» Data excerpts
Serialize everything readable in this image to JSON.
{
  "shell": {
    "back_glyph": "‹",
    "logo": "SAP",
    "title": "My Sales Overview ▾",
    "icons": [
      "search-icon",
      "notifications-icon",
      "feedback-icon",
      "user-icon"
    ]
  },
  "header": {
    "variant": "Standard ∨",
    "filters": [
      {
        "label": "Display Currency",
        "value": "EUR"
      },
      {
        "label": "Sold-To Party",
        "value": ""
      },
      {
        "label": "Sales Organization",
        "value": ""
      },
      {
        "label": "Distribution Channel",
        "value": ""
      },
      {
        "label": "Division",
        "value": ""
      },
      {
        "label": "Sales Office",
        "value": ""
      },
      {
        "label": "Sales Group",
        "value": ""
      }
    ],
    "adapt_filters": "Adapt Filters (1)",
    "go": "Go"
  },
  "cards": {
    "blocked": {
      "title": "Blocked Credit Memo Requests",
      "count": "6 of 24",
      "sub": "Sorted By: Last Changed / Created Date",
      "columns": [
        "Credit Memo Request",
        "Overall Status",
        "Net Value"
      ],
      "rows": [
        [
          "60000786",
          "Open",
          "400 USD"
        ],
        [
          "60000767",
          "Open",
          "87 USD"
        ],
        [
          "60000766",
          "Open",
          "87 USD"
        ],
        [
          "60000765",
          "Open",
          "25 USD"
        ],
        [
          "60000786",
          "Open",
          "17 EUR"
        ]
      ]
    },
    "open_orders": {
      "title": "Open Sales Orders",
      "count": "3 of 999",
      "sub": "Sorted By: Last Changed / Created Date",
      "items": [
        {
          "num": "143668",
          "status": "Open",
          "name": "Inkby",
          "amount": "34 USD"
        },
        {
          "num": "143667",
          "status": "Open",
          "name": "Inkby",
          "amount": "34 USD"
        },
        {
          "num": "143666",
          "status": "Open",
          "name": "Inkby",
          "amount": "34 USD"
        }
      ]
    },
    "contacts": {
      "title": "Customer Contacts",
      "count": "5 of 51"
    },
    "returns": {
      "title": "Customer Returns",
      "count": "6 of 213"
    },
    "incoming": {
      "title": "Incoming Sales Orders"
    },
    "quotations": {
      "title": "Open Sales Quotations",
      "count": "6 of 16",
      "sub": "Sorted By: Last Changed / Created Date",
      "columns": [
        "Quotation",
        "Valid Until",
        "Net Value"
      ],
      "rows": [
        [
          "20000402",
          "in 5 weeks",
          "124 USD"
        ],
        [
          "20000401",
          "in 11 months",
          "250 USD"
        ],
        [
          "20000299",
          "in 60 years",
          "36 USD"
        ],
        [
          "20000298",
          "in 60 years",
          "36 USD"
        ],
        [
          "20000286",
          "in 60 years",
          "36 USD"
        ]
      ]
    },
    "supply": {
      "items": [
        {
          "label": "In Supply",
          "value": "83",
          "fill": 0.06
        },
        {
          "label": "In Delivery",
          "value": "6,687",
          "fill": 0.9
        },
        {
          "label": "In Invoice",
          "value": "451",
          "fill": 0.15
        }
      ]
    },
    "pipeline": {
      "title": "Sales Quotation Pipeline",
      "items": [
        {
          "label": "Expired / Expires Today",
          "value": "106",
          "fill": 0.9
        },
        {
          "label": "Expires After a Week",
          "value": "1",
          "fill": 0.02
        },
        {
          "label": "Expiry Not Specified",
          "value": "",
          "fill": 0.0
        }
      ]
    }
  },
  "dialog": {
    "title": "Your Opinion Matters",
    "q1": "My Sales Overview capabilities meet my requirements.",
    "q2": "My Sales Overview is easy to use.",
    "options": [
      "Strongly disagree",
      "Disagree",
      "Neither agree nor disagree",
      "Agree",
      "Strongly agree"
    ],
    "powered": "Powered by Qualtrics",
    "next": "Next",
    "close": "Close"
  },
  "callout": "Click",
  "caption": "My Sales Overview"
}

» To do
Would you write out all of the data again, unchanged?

» Task output
Serialize everything readable in this image to JSON.
{
  "shell": {
    "back_glyph": "‹",
    "logo": "SAP",
    "title": "My Sales Overview ▾",
    "icons": [
      "search-icon",
      "notifications-icon",
      "feedback-icon",
      "user-icon"
    ]
  },
  "header": {
    "variant": "Standard ∨",
    "filters": [
      {
        "label": "Display Currency",
        "value": "EUR"
      },
      {
        "label": "Sold-To Party",
        "value": ""
      },
      {
        "label": "Sales Organization",
        "value": ""
      },
      {
        "label": "Distribution Channel",
        "value": ""
      },
      {
        "label": "Division",
        "value": ""
      },
      {
        "label": "Sales Office",
        "value": ""
      },
      {
        "label": "Sales Group",
        "value": ""
      }
    ],
    "adapt_filters": "Adapt Filters (1)",
    "go": "Go"
  },
  "cards": {
    "blocked": {
      "title": "Blocked Credit Memo Requests",
      "count": "6 of 24",
      "sub": "Sorted By: Last Changed / Created Date",
      "columns": [
        "Credit Memo Request",
        "Overall Status",
        "Net Value"
      ],
      "rows": [
        [
          "60000786",
          "Open",
          "400 USD"
        ],
        [
          "60000767",
          "Open",
          "87 USD"
        ],
        [
          "60000766",
          "Open",
          "87 USD"
        ],
        [
          "60000765",
          "Open",
          "25 USD"
        ],
        [
          "60000786",
          "Open",
          "17 EUR"
        ]
      ]
    },
    "open_orders": {
      "title": "Open Sales Orders",
      "count": "3 of 999",
      "sub": "Sorted By: Last Changed / Created Date",
      "items": [
        {
          "num": "143668",
          "status": "Open",
          "name": "Inkby",
          "amount": "34 USD"
        },
        {
          "num": "143667",
          "status": "Open",
          "name": "Inkby",
          "amount": "34 USD"
        },
        {
          "num": "143666",
          "status": "Open",
          "name": "Inkby",
          "amount": "34 USD"
        }
      ]
    },
    "contacts": {
      "title": "Customer Contacts",
      "count": "5 of 51"
    },
    "returns": {
      "title": "Customer Returns",
      "count": "6 of 213"
    },
    "incoming": {
      "title": "Incoming Sales Orders"
    },
    "quotations": {
      "title": "Open Sales Quotations",
      "count": "6 of 16",
      "sub": "Sorted By: Last Changed / Created Date",
      "columns": [
        "Quotation",
        "Valid Until",
        "Net Value"
      ],
      "rows": [
        [
          "20000402",
          "in 5 weeks",
          "124 USD"
        ],
        [
          "20000401",
          "in 11 months",
          "250 USD"
        ],
        [
          "20000299",
          "in 60 years",
          "36 USD"
        ],
        [
          "20000298",
          "in 60 years",
          "36 USD"
        ],
        [
          "20000286",
          "in 60 years",
          "36 USD"
        ]
      ]
    },
    "supply": {
      "items": [
        {
          "label": "In Supply",
          "value": "83",
          "fill": 0.06
        },
        {
          "label": "In Delivery",
          "value": "6,687",
          "fill": 0.9
        },
        {
          "label": "In Invoice",
          "value": "451",
          "fill": 0.15
        }
      ]
    },
    "pipeline": {
      "title": "Sales Quotation Pipeline",
      "items": [
        {
          "label": "Expired / Expires Today",
          "value": "106",
          "fill": 0.9
        },
        {
          "label": "Expires After a Week",
          "value": "1",
          "fill": 0.02
        },
        {
          "label": "Expiry Not Specified",
          "value": "",
          "fill": 0.0
        }
      ]
    }
  },
  "dialog": {
    "title": "Your Opinion Matters",
    "q1": "My Sales Overview capabilities meet my requirements.",
    "q2": "My Sales Overview is easy to use.",
    "options": [
      "Strongly disagree",
      "Disagree",
      "Neither agree nor disagree",
      "Agree",
      "Strongly agree"
    ],
    "powered": "Powered by Qualtrics",
    "next": "Next",
    "close": "Close"
  },
  "callout": "Click",
  "caption": "My Sales Overview"
}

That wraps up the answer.